TASK PROMPT: Could you please repeat the data below word for word?

PROVIDED DATA:
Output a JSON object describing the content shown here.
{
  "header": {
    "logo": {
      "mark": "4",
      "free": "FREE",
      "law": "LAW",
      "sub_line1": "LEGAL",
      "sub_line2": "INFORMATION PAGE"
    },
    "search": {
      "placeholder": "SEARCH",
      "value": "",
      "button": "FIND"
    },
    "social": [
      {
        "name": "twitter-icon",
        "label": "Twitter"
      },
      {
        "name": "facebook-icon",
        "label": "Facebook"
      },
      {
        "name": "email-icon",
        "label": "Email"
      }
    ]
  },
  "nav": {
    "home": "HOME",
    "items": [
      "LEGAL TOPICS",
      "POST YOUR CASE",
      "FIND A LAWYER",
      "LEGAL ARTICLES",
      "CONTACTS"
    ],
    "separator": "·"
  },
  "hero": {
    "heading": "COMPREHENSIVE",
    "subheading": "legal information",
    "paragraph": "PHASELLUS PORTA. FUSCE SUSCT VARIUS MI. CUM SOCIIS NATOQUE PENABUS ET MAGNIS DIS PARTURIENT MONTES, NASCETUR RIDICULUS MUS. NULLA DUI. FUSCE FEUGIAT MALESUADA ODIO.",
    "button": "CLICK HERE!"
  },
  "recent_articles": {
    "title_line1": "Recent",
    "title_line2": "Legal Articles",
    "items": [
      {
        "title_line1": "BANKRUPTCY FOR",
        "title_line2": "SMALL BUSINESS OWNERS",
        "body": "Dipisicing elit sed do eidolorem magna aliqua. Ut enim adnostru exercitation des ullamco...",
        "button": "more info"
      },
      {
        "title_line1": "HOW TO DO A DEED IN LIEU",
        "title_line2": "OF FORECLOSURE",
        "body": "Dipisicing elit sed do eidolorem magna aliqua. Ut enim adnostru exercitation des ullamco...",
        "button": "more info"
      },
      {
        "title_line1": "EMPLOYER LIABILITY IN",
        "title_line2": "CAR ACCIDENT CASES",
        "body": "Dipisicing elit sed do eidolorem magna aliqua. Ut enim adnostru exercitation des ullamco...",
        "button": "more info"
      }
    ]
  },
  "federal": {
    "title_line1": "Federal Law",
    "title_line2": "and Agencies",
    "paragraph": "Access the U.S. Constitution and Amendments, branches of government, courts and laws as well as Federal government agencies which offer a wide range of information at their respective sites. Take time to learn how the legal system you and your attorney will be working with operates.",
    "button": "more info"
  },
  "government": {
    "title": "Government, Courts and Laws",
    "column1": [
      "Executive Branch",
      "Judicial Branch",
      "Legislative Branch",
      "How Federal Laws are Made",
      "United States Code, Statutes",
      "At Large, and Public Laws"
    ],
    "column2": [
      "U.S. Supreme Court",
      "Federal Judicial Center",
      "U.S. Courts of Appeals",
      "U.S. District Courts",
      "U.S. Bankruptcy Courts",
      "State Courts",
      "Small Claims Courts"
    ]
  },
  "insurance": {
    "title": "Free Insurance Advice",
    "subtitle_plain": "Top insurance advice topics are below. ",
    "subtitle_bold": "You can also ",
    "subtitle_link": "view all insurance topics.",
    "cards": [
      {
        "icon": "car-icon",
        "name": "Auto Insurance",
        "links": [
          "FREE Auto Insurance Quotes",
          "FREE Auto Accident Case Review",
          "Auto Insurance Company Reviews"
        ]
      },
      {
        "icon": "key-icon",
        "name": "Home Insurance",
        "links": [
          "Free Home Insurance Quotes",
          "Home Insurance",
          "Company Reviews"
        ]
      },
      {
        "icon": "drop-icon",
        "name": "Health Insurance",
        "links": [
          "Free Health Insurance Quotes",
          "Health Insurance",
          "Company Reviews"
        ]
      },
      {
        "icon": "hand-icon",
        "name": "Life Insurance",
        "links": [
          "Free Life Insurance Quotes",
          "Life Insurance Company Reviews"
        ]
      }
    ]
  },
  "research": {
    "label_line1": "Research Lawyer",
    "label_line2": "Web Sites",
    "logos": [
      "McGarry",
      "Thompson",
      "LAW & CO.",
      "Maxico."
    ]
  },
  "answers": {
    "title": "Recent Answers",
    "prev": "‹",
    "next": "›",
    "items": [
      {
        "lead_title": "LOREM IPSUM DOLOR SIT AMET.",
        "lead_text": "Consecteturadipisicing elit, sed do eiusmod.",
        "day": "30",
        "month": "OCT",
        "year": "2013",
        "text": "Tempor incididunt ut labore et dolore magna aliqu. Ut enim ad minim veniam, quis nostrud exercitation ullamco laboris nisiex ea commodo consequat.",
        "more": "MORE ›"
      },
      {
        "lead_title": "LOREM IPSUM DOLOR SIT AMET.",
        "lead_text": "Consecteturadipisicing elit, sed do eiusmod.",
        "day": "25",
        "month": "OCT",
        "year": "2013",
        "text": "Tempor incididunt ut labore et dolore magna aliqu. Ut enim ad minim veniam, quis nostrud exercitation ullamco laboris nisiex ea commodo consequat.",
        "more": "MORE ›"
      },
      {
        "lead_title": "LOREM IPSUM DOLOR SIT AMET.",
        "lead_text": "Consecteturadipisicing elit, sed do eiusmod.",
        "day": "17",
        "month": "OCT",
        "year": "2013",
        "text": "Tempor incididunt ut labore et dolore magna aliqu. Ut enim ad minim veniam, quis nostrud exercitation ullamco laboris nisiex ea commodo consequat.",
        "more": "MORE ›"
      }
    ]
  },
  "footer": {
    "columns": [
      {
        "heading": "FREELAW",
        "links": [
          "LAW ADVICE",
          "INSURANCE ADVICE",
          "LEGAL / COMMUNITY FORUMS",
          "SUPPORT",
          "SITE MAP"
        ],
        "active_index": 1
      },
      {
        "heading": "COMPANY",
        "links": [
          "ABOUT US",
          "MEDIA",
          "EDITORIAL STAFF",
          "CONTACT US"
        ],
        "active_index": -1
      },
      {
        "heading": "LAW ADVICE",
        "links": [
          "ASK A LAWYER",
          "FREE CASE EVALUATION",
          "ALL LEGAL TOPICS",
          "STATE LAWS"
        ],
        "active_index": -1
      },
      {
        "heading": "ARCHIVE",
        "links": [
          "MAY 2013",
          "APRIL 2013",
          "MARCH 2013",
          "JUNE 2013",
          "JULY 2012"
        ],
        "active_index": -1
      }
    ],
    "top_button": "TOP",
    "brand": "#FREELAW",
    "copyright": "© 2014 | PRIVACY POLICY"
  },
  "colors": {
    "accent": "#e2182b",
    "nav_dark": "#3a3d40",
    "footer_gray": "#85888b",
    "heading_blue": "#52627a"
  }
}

EXERCISE ANSWER:
Output a JSON object describing the content shown here.
{
  "header": {
    "logo": {
      "mark": "4",
      "free": "FREE",
      "law": "LAW",
      "sub_line1": "LEGAL",
      "sub_line2": "INFORMATION PAGE"
    },
    "search": {
      "placeholder": "SEARCH",
      "value": "",
      "button": "FIND"
    },
    "social": [
      {
        "name": "twitter-icon",
        "label": "Twitter"
      },
      {
        "name": "facebook-icon",
        "label": "Facebook"
      },
      {
        "name": "email-icon",
        "label": "Email"
      }
    ]
  },
  "nav": {
    "home": "HOME",
    "items": [
      "LEGAL TOPICS",
      "POST YOUR CASE",
      "FIND A LAWYER",
      "LEGAL ARTICLES",
      "CONTACTS"
    ],
    "separator": "·"
  },
  "hero": {
    "heading": "COMPREHENSIVE",
    "subheading": "legal information",
    "paragraph": "PHASELLUS PORTA. FUSCE SUSCT VARIUS MI. CUM SOCIIS NATOQUE PENABUS ET MAGNIS DIS PARTURIENT MONTES, NASCETUR RIDICULUS MUS. NULLA DUI. FUSCE FEUGIAT MALESUADA ODIO.",
    "button": "CLICK HERE!"
  },
  "recent_articles": {
    "title_line1": "Recent",
    "title_line2": "Legal Articles",
    "items": [
      {
        "title_line1": "BANKRUPTCY FOR",
        "title_line2": "SMALL BUSINESS OWNERS",
        "body": "Dipisicing elit sed do eidolorem magna aliqua. Ut enim adnostru exercitation des ullamco...",
        "button": "more info"
      },
      {
        "title_line1": "HOW TO DO A DEED IN LIEU",
        "title_line2": "OF FORECLOSURE",
        "body": "Dipisicing elit sed do eidolorem magna aliqua. Ut enim adnostru exercitation des ullamco...",
        "button": "more info"
      },
      {
        "title_line1": "EMPLOYER LIABILITY IN",
        "title_line2": "CAR ACCIDENT CASES",
        "body": "Dipisicing elit sed do eidolorem magna aliqua. Ut enim adnostru exercitation des ullamco...",
        "button": "more info"
      }
    ]
  },
  "federal": {
    "title_line1": "Federal Law",
    "title_line2": "and Agencies",
    "paragraph": "Access the U.S. Constitution and Amendments, branches of government, courts and laws as well as Federal government agencies which offer a wide range of information at their respective sites. Take time to learn how the legal system you and your attorney will be working with operates.",
    "button": "more info"
  },
  "government": {
    "title": "Government, Courts and Laws",
    "column1": [
      "Executive Branch",
      "Judicial Branch",
      "Legislative Branch",
      "How Federal Laws are Made",
      "United States Code, Statutes",
      "At Large, and Public Laws"
    ],
    "column2": [
      "U.S. Supreme Court",
      "Federal Judicial Center",
      "U.S. Courts of Appeals",
      "U.S. District Courts",
      "U.S. Bankruptcy Courts",
      "State Courts",
      "Small Claims Courts"
    ]
  },
  "insurance": {
    "title": "Free Insurance Advice",
    "subtitle_plain": "Top insurance advice topics are below. ",
    "subtitle_bold": "You can also ",
    "subtitle_link": "view all insurance topics.",
    "cards": [
      {
        "icon": "car-icon",
        "name": "Auto Insurance",
        "links": [
          "FREE Auto Insurance Quotes",
          "FREE Auto Accident Case Review",
          "Auto Insurance Company Reviews"
        ]
      },
      {
        "icon": "key-icon",
        "name": "Home Insurance",
        "links": [
          "Free Home Insurance Quotes",
          "Home Insurance",
          "Company Reviews"
        ]
      },
      {
        "icon": "drop-icon",
        "name": "Health Insurance",
        "links": [
          "Free Health Insurance Quotes",
          "Health Insurance",
          "Company Reviews"
        ]
      },
      {
        "icon": "hand-icon",
        "name": "Life Insurance",
        "links": [
          "Free Life Insurance Quotes",
          "Life Insurance Company Reviews"
        ]
      }
    ]
  },
  "research": {
    "label_line1": "Research Lawyer",
    "label_line2": "Web Sites",
    "logos": [
      "McGarry",
      "Thompson",
      "LAW & CO.",
      "Maxico."
    ]
  },
  "answers": {
    "title": "Recent Answers",
    "prev": "‹",
    "next": "›",
    "items": [
      {
        "lead_title": "LOREM IPSUM DOLOR SIT AMET.",
        "lead_text": "Consecteturadipisicing elit, sed do eiusmod.",
        "day": "30",
        "month": "OCT",
        "year": "2013",
        "text": "Tempor incididunt ut labore et dolore magna aliqu. Ut enim ad minim veniam, quis nostrud exercitation ullamco laboris nisiex ea commodo consequat.",
        "more": "MORE ›"
      },
      {
        "lead_title": "LOREM IPSUM DOLOR SIT AMET.",
        "lead_text": "Consecteturadipisicing elit, sed do eiusmod.",
        "day": "25",
        "month": "OCT",
        "year": "2013",
        "text": "Tempor incididunt ut labore et dolore magna aliqu. Ut enim ad minim veniam, quis nostrud exercitation ullamco laboris nisiex ea commodo consequat.",
        "more": "MORE ›"
      },
      {
        "lead_title": "LOREM IPSUM DOLOR SIT AMET.",
        "lead_text": "Consecteturadipisicing elit, sed do eiusmod.",
        "day": "17",
        "month": "OCT",
        "year": "2013",
        "text": "Tempor incididunt ut labore et dolore magna aliqu. Ut enim ad minim veniam, quis nostrud exercitation ullamco laboris nisiex ea commodo consequat.",
        "more": "MORE ›"
      }
    ]
  },
  "footer": {
    "columns": [
      {
        "heading": "FREELAW",
        "links": [
          "LAW ADVICE",
          "INSURANCE ADVICE",
          "LEGAL / COMMUNITY FORUMS",
          "SUPPORT",
          "SITE MAP"
        ],
        "active_index": 1
      },
      {
        "heading": "COMPANY",
        "links": [
          "ABOUT US",
          "MEDIA",
          "EDITORIAL STAFF",
          "CONTACT US"
        ],
        "active_index": -1
      },
      {
        "heading": "LAW ADVICE",
        "links": [
          "ASK A LAWYER",
          "FREE CASE EVALUATION",
          "ALL LEGAL TOPICS",
          "STATE LAWS"
        ],
        "active_index": -1
      },
      {
        "heading": "ARCHIVE",
        "links": [
          "MAY 2013",
          "APRIL 2013",
          "MARCH 2013",
          "JUNE 2013",
          "JULY 2012"
        ],
        "active_index": -1
      }
    ],
    "top_button": "TOP",
    "brand": "#FREELAW",
    "copyright": "© 2014 | PRIVACY POLICY"
  },
  "colors": {
    "accent": "#e2182b",
    "nav_dark": "#3a3d40",
    "footer_gray": "#85888b",
    "heading_blue": "#52627a"
  }
}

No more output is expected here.